───── Extracted entries

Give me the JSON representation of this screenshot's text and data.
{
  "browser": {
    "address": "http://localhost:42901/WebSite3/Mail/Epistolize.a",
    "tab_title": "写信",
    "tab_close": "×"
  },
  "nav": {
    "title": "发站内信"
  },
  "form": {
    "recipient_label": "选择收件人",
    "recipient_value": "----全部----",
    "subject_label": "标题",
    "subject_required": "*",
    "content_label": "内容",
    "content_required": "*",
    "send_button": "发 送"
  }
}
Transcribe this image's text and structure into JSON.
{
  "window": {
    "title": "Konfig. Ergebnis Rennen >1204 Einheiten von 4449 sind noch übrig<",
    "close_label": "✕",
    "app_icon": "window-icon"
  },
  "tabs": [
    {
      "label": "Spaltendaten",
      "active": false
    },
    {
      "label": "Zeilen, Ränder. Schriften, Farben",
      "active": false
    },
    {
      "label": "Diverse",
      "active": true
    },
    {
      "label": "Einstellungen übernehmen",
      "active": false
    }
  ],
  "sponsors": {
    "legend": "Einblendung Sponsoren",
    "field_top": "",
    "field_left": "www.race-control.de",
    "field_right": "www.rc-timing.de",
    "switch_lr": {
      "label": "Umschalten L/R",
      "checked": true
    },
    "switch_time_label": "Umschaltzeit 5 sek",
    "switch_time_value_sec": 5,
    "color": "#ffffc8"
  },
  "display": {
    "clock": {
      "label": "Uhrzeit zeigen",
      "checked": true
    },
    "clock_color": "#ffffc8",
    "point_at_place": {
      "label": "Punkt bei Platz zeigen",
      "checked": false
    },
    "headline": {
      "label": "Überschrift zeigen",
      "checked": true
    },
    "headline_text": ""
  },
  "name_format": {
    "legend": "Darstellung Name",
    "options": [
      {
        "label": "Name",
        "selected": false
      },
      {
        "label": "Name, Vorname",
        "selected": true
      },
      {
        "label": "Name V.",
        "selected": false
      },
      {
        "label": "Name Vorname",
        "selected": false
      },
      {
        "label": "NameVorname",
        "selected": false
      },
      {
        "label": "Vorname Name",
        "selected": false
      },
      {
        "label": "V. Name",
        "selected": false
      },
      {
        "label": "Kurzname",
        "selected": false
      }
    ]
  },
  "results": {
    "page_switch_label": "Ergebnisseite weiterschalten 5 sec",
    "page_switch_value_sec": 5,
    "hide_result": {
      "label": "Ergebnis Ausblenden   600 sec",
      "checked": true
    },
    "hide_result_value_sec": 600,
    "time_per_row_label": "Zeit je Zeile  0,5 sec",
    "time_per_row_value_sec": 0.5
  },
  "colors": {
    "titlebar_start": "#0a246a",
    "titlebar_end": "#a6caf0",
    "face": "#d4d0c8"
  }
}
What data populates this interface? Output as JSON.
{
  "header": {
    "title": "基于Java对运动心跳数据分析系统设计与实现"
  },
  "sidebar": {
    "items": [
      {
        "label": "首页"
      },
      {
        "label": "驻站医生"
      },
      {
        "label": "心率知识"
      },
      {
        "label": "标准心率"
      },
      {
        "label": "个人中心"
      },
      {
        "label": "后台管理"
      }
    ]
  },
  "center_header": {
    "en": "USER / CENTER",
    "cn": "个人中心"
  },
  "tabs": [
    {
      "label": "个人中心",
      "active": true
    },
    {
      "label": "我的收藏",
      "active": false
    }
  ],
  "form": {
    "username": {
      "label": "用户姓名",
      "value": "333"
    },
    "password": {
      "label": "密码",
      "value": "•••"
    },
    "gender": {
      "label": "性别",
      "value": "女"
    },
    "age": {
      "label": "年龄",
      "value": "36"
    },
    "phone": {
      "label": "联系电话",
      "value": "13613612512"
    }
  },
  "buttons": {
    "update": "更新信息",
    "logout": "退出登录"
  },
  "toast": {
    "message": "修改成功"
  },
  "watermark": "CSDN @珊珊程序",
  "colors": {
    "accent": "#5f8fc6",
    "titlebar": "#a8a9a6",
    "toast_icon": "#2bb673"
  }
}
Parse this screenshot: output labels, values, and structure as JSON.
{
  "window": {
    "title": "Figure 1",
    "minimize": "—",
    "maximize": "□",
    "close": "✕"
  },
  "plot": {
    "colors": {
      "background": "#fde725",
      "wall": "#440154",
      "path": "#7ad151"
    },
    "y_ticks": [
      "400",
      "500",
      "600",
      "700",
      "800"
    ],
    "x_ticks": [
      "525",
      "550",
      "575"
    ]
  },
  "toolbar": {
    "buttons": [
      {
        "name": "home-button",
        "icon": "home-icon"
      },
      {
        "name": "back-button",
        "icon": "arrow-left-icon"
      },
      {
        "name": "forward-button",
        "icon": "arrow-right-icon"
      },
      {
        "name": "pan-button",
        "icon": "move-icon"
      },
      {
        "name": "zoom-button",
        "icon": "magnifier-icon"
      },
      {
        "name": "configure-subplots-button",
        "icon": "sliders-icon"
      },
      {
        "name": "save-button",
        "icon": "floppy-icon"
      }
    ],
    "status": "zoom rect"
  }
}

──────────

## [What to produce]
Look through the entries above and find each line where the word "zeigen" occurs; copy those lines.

## [Task answer]
      "label": "Uhrzeit zeigen",
      "label": "Punkt bei Platz zeigen",
      "label": "Überschrift zeigen",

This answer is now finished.